# Description of the task
Copy every line of the records below that holds the word "critical".

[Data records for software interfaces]
┄┄┄┄┄┄┄┄┄┄
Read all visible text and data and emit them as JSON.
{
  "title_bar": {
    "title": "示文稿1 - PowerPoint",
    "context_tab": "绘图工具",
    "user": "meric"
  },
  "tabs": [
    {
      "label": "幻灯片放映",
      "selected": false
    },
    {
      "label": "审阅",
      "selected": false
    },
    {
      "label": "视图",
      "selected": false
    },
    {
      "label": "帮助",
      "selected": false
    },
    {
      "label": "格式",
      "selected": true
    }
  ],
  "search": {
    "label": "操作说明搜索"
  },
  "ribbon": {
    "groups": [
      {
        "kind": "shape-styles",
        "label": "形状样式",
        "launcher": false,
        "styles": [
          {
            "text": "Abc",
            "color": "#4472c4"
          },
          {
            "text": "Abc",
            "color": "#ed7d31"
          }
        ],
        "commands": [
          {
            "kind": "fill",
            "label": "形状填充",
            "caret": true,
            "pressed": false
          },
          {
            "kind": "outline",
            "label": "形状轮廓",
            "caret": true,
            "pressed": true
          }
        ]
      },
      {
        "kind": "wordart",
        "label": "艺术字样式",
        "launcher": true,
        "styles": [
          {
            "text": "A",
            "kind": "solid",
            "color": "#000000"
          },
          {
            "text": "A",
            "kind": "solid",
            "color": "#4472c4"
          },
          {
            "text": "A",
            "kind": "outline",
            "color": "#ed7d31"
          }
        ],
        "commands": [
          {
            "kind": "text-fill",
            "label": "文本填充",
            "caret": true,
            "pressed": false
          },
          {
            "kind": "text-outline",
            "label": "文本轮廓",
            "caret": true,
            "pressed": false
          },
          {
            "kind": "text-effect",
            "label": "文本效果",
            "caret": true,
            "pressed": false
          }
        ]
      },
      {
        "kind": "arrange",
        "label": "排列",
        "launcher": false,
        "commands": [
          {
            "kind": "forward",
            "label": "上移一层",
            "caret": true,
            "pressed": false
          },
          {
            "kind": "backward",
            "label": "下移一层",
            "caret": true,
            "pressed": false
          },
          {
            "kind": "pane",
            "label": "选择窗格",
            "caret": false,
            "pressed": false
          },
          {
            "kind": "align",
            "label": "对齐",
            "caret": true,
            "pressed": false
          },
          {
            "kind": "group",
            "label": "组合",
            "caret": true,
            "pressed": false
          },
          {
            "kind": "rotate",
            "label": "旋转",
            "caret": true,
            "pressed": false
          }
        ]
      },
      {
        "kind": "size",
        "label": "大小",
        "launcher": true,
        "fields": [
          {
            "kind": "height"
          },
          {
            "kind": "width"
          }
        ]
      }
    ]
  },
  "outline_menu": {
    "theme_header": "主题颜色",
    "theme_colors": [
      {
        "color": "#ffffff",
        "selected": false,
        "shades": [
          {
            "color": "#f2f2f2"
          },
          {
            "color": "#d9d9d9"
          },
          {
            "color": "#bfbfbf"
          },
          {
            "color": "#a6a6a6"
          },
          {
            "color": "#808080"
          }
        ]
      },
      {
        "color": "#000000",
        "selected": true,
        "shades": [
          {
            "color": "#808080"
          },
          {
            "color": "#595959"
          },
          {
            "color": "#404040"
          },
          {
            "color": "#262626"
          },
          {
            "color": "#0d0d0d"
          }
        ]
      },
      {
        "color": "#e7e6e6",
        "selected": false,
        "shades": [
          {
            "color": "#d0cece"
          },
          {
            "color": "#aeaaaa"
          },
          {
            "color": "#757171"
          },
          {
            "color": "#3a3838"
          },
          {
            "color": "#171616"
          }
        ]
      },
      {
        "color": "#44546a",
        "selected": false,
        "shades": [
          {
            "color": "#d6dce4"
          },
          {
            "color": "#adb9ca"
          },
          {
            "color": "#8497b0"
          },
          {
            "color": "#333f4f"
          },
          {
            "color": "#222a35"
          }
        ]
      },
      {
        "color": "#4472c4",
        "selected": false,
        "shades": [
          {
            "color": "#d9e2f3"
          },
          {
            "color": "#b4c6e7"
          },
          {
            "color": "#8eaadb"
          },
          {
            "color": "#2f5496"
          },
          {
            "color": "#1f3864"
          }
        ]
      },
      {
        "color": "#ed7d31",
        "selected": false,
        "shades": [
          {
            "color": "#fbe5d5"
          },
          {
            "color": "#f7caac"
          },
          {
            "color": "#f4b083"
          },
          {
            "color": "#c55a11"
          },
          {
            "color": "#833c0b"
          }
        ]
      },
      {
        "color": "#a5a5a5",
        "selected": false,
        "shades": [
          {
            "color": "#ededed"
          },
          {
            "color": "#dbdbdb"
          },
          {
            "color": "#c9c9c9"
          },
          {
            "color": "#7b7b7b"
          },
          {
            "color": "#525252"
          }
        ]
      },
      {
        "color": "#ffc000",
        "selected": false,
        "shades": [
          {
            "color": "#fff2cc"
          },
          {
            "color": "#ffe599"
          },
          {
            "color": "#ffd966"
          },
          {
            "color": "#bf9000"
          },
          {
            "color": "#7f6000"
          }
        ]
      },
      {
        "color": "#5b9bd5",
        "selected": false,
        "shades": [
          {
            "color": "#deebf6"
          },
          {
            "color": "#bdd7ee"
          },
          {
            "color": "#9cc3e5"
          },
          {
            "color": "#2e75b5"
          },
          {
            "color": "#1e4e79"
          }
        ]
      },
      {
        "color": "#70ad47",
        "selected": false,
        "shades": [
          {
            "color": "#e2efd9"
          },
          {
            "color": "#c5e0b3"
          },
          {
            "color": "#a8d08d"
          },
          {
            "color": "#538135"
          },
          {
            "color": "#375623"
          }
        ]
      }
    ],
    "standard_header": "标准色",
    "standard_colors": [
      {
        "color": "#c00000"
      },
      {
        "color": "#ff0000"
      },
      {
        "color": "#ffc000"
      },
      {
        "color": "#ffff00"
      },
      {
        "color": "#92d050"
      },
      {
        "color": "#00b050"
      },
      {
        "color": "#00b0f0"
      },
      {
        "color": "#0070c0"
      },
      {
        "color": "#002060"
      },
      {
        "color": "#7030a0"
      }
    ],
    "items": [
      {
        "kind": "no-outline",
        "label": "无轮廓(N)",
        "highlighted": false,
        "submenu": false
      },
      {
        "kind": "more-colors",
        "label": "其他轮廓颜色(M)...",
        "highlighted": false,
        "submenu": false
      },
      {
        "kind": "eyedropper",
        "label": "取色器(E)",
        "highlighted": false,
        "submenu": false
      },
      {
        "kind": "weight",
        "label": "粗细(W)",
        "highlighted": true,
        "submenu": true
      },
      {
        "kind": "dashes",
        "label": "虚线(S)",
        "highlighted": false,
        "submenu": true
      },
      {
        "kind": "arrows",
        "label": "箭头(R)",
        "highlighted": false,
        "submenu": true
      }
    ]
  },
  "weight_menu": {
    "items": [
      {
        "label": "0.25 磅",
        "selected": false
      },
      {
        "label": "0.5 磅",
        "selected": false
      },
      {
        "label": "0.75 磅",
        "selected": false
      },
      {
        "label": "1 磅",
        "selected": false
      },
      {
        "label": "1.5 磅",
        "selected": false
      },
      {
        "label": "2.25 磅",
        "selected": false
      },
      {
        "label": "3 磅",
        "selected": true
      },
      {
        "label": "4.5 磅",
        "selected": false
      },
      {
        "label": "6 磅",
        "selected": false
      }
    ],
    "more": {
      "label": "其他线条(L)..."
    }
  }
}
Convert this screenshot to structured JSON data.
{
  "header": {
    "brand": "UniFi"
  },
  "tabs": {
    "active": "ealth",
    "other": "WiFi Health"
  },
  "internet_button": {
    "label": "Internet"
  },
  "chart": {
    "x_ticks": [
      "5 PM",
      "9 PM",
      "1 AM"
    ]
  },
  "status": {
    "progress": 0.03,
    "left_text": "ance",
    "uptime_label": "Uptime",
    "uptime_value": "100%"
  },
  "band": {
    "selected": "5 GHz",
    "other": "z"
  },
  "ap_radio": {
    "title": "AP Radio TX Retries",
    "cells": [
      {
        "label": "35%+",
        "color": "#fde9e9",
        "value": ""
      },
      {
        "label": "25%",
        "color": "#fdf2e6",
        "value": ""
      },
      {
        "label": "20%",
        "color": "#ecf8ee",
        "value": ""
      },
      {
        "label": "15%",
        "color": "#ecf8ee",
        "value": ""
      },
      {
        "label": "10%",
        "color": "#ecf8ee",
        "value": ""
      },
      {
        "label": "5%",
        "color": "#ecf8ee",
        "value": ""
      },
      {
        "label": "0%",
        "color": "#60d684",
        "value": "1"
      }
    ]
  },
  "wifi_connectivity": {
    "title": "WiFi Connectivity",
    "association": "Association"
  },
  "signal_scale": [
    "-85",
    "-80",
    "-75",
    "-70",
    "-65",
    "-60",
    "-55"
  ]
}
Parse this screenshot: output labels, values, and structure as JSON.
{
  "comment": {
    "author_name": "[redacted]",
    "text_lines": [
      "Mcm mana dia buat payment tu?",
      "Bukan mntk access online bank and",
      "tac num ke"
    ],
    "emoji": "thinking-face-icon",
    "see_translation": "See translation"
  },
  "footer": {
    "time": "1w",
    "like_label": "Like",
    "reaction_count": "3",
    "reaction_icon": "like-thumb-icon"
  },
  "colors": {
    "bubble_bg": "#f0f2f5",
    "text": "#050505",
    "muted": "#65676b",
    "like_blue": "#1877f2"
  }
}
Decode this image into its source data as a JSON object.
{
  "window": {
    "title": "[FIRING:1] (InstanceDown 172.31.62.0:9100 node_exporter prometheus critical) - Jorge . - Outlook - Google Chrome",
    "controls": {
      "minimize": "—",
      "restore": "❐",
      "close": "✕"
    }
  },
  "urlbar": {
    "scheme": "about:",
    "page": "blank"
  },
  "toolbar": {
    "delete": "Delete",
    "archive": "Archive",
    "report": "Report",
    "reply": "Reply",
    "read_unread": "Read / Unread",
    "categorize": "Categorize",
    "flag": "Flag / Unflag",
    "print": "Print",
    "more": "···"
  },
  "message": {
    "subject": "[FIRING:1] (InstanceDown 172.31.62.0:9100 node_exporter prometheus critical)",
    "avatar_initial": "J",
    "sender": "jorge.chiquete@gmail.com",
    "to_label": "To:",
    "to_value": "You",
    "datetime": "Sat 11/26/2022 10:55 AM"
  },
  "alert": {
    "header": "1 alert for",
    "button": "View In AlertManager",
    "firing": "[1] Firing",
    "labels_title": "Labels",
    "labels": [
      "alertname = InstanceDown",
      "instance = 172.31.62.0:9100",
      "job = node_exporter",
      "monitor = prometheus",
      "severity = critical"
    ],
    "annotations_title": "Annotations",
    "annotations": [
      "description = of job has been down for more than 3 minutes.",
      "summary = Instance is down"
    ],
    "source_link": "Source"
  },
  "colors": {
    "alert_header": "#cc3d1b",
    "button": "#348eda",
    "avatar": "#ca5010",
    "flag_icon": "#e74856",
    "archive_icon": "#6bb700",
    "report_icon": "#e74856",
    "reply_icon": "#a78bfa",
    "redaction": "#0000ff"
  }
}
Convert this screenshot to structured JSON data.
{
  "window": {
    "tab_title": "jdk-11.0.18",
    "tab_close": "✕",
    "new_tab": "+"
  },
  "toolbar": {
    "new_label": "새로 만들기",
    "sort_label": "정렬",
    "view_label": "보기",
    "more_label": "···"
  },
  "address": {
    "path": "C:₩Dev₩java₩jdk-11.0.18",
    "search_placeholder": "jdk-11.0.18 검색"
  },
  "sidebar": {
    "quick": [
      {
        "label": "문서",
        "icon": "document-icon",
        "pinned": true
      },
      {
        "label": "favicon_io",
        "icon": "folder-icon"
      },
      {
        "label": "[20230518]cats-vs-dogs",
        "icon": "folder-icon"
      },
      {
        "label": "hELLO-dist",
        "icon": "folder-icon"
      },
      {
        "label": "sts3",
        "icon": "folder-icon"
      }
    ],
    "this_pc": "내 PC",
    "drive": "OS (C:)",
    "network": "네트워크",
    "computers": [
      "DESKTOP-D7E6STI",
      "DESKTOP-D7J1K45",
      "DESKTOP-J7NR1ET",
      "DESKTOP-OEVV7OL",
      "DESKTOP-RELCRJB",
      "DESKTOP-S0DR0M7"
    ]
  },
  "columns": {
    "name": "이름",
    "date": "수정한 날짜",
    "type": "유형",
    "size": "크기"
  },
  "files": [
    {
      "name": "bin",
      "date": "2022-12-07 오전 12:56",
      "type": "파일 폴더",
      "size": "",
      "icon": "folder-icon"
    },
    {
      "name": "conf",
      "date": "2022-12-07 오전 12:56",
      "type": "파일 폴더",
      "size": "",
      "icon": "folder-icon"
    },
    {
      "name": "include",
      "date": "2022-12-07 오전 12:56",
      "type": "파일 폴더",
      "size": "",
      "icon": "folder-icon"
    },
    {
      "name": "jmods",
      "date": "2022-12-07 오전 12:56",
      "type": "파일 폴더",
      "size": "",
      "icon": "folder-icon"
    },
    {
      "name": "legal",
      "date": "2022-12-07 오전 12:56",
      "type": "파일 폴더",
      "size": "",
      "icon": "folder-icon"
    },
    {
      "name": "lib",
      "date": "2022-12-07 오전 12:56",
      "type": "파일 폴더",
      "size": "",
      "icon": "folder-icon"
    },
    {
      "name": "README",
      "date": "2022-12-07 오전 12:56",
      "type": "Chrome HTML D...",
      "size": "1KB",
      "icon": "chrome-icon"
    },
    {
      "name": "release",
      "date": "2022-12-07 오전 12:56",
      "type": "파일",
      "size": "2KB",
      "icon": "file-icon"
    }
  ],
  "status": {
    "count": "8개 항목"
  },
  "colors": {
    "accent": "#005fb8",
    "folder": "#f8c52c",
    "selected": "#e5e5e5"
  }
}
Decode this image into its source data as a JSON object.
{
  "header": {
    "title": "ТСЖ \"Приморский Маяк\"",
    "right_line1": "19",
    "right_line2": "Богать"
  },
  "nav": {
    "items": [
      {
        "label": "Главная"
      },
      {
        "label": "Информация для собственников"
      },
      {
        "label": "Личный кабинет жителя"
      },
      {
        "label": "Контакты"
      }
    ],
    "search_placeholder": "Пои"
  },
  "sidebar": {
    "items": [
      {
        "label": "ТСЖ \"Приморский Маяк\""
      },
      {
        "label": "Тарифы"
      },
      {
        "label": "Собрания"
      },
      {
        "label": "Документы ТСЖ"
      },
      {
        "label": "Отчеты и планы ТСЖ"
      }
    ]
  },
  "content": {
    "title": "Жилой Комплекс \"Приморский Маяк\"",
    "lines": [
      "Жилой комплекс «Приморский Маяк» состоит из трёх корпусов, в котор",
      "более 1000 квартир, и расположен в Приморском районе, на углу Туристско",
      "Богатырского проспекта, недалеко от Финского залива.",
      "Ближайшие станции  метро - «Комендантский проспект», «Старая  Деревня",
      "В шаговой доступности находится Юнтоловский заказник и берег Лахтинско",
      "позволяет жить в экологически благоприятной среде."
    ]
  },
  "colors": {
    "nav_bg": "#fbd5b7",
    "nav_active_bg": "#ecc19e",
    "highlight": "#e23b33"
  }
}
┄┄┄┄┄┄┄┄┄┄
# Written solution
    "title": "[FIRING:1] (InstanceDown 172.31.62.0:9100 node_exporter prometheus critical) - Jorge . - Outlook - Google Chrome",
    "subject": "[FIRING:1] (InstanceDown 172.31.62.0:9100 node_exporter prometheus critical)",
      "severity = critical"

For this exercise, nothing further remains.